Here’s the kicker. The writer assigned to your article has no idea about sunscreen. Moreover, they don’t care. They have their outline and their keywords along with total word count and off they go.
The research, if any, is minimal. The writer will most likely find a similar article and use most of the same content (careful not to plagiarize!) and send it in.
But why should they care? The writer is going to be a work-from-home type looking to make an extra $100 bucks a week. Between their chores, watching the kids, walking the dogs, and of course the three-hour lunch break to watch the block of Family Feud coming on.
They don’t care about your website. They don’t even know what website it is going on. On top of all that, the content mill is only going to pay them one to two cents per word for the article.
But, You Get All Your Words, Right?
Here is something else that is interesting. You remember the word count? 1500 words in the article.
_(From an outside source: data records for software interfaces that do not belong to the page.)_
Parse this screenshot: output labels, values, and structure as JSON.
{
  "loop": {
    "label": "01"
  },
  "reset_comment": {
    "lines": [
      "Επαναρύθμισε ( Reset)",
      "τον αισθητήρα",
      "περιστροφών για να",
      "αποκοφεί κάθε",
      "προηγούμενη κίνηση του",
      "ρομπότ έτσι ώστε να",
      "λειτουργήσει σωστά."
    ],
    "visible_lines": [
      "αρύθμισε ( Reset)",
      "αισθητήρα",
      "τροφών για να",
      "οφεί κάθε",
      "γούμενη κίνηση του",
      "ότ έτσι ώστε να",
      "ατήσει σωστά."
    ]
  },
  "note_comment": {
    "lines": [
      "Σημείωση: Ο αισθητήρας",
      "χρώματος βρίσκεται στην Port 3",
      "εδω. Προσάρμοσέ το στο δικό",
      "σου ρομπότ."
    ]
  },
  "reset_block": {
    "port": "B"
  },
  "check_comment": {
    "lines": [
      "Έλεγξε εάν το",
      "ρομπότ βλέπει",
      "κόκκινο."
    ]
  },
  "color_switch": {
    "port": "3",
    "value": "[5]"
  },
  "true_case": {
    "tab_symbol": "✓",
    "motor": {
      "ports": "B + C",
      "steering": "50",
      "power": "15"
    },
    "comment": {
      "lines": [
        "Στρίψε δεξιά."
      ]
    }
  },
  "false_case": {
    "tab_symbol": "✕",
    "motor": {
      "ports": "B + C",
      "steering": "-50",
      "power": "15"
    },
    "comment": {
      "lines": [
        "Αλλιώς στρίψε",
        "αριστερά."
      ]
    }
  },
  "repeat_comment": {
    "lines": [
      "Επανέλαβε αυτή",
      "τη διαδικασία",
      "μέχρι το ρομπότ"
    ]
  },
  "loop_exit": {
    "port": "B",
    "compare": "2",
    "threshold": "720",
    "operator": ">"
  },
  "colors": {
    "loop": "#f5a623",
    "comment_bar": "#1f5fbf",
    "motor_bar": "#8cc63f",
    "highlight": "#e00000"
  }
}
Except you forgot you added a title. Those eight words count towards that total. So does the meta description and headings.
The content mill also only pays for the total word count. So when the writer turns in a 1450 word article, they are paid for 1500. Likewise, when they turn in a 1700 word article, they are paid for 1500. Where is the incentive to go above and beyond?
Why should this college kid or stay at home parent, give two shits about your site, ranking, or content? Hint: They don’t. As soon as your article is complete, they have another one waiting. They don’t care about you. And you shelled out $250, of which that writer will only see $15 to $30.
They don’t get paid to care; they get paid to churn out words.
In the End
If there were a way to reach out to that writer and offer them $75 to write the article for you, you would get a much better article. It would make them care. You would also be in direct contact with the person actually writing your words.
But hey, you only spent $250. You did all the work, you got the headaches, the runaround and in the end, you come out with a $30 article.
If content mills are something you prefer, then more power to you. On the other hand, you can pay $200 to $400 for an article, do very minimal work (answer a few questions about your requirements, perhaps?) and end up with a $200 – $400 article.
The choice, of course, is yours.